Exeat: Day 157/84: Womens' Equality Day since 1920
Avril's eye gets treatment. We headed to Northampton General Hospital this afternoon for 3.30pm. and were home by 5pm. Just the one eye needed an injection this month after a clear month but this one came with a Isolation Warning - 2 days and no face mask to ensure no infection. That elevates my routine 'temporary' role tonight as chef for sausages and fennel to a significantly expanded role at Tesco Thursday Click & Collect and Friday's non-heavy goods shopping. I shall need to structure my schedule; no scope for boredom! And Jules is coming to coffee on Friday too at 11am. [I also walked The Mile today, posting a letter I kept going and did the whole circuit via the church. I was actually exhausted!]
It's the centenary of the 19th Amendment to the US Constitution. On August 26th 1920 that 19th Amendment gave all women equal rights to vote. It was the culmination of more than half a century of campaigning in which one of the most notably advocates was Inez Milholland pictured below next to the UK's Emmeline Pankhurst, our most acclaimed activist. It was eight years later that UK women achieved a similar right from age 21 although it had been enacted for age 30 and over in 1918.
WI and Scotland's Rurals. These voluntary movements have not been about equality per se but about women mobilising both micro and macro community initiatives. The Women’s Institute (WI) was formed in 1915 to revitalise rural communities and encourage women to become more involved in producing food during the First World War. Naturally the organisation’s aims have broadened to become the largest voluntary women’s organisation in the UK with nearly a quarter of a million members, including HM The Queen, in over 6,300 branches. One of the WI’s most significant campaigns over the past century led to the formation of the ‘Keep Britain Tidy’ group, after a resolution was proposed in 1954 calling to ‘preserve the countryside against desecration by litter.’

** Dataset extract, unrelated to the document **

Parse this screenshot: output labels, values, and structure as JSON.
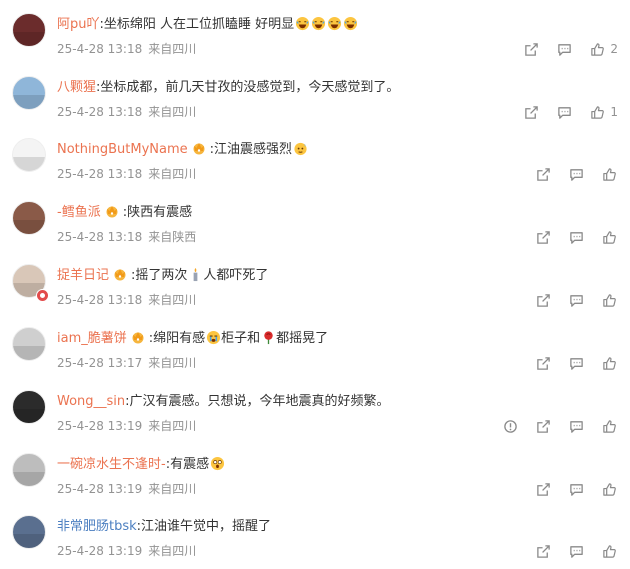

While the WI has expanded over the last decade, with many branches opening in cities and large towns, its roots in rural life remain at the heart of the organisation. In Scotland foundation was two years later in 1917 but intriguingly in close by Longniddry. The Scottish Women's Institutes (SWI), informally called "The Rural", promotes the preservation of Scotland's traditions and rural heritage particularly in the sphere of household activities. It was formed in 1917 as part of the movement of rural women's institutes started in Stoney Creek, Ontario in 1897. That first initiative was convened by Catherine Hogg Blair as she sought to avoid a measles outbreak in her own village. 37 women became members with campaigner Nannie Brown as the area organiser.
Back in the 1920 Jerusalem became the WI's unofficial anthem … the full gamut of their activities captured in a magnificent comedy series in the early 21st century Jam and Jerusalem. Lyrics are by William Blake 1804, music by Hubert Parry 1916.
And did those feet in ancient time
Walk upon England's mountains green?
And was the holy Lamb of God
On England's pleasant pastures seen?
And did the countenance divine
Shine forth upon our clouded hills?
And was Jerusalem builded here
Among those dark satanic mills?
Bring me my bow of burning gold!
Bring me my arrows of desire!
Bring me my spear: o clouds unfold!
Bring me my chariots of fire!
I will not cease from mental fight;
Nor shall my sword sleep in my hand
Till we have built Jerusalem
In England's green and pleasant land.
….. all of which has contemporary relevance with the Last Night of The Proms …. … where Jerusalem, Land of Hope and Glory and the National Anthem are always sung by the Promenaders. There's been uproar at the woke BBC deciding to cancel the uproar of the Last Night because Rule Britannia mentions 'Britons never never never being slaves'. Prime Minister Boris Johnson has issued a broadside and there's already a campaign for singing outside BBC HQ on the Last Night anyway. Avril's yet to renew her licence for Weymouth since the papers are not there yet!
Published Date: August 26th 2020